service that was debated upon
• Selective service would be used
instead, this was a new system of
conscription, resulting in 2.8 million
soldiers being drafted
• African American soldiers faced
discrimination in the military, where
they served in segregated units.
• WW I was the first time women
would officially serve.
Organizing Industry
• President Wilson and Congress agreed that
the government should not control the
• They wanted a cooperative relationship
between big business and government.
• In 1917 the WIB was created in order to
help coordinate the production of war
• The Food Administration was also added.
It was added to increase food production
while reducing consumption.
• Daylight Savings Time was added to
conserve coal and oil.
• Liberty Bonds and Victory Bonds were sold
to pay for the war.
Ensuring Public Support
• The Committee on Public Information was
formed to “sell” the idea of war to the
American people.
• Espionage, or spying to acquire secret
government information, was addressed in
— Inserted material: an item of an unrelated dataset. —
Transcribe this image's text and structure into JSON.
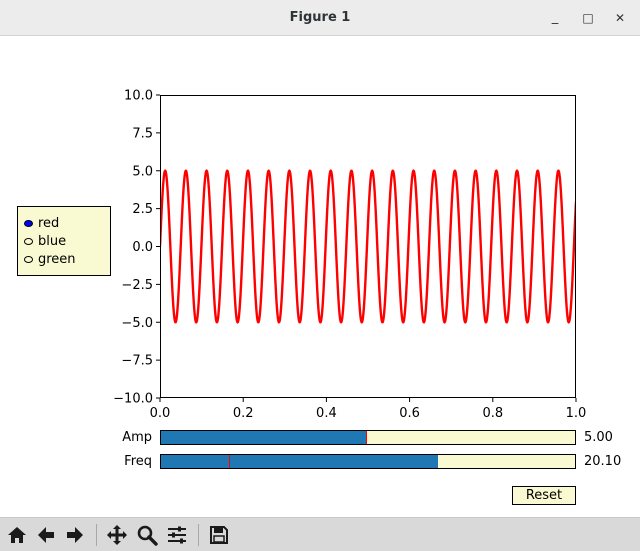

the Espionage Act of 1917.
• The Alien and Sedition Act made it illegal
to criticize the President or the
• In Schenck v. the United States, the
Supreme Court ruling limited an
individual’s freedom of speech if the words
spoken presented a “clear and present
• By 1917 the war had claimed millions of lives.
• Soldiers used trench warfare due to new
• No man’s land – was the area between the
• New technology was used
• Poison gas
• Tanks
• planes
• Machine gun
• Submarine (u-boat)
• “Doughboys” was a nickname for American
• American Admiral William S. Sims proposed the use
of a convoy to get troops and supplies across the
• Russians supported the war effort.
• In 1917 V.I. Lenin, leader of the
Bolshevik Party, overthrew the
government and replaced it with a
Communist one.
• Lenin pulled out of the war and
signed the Treaty of Brest-Litovsk,
removing German armies from
Russian lands in exchange for
• This act allowed Germany to launch
a major assault on the Western
A Flawed Peace
• General John J. Pershing put
together the most massive attack in
American history.
• On November 11, 1918, Germany
finally signed an armistice, or ceasefire, that ended the war.
• In January 1919, leaders of the
victorious Allied nations met to
resolve the issues caused by the
A Flawed Peace
• Wilson’s plan was called the Fourteen
• Eliminating the causes of the war through
trade and disarmament
• Open diplomacy instead of secret
• The right of self-determination
• The points required the evacuation of the
Central Powers from all countries invaded
during the war.
• The fourteenth point, known as the League
of Nations, called for member nations to
help preserve peace and prevent future
• The economy after the war saw
a period of rapid inflation.
• Government agencies removed
their controls from the economy
• This increased the cost of living
– the cost of food, clothing,
shelter, and other essential
• General strikes took place
Racial Unrest
• In the summer of 1919, race riots
took place in many Northern cities.
• They were caused by the thousands
of soldiers returning home that
needed jobs.
• African Americans, who moved North
to work, were now competing for the
same jobs as the soldiers.
• The worst violence took place in
The Red Scare
• Some Americans, associated with
Communism, began to show
disloyalty and unpatriotic behavior.
• The numerous strikes in the U.S. in
1919 made Americans fear that
Communist or “reds” might take
• This led to a nationwide panic
known as the Red Scare.
• This led to the creation of the
General Intelligence Division,
headed by J. Edgar Hoover. (FBI)
The Soviet Union
• Switching from
a tsarist Russia
to a Communist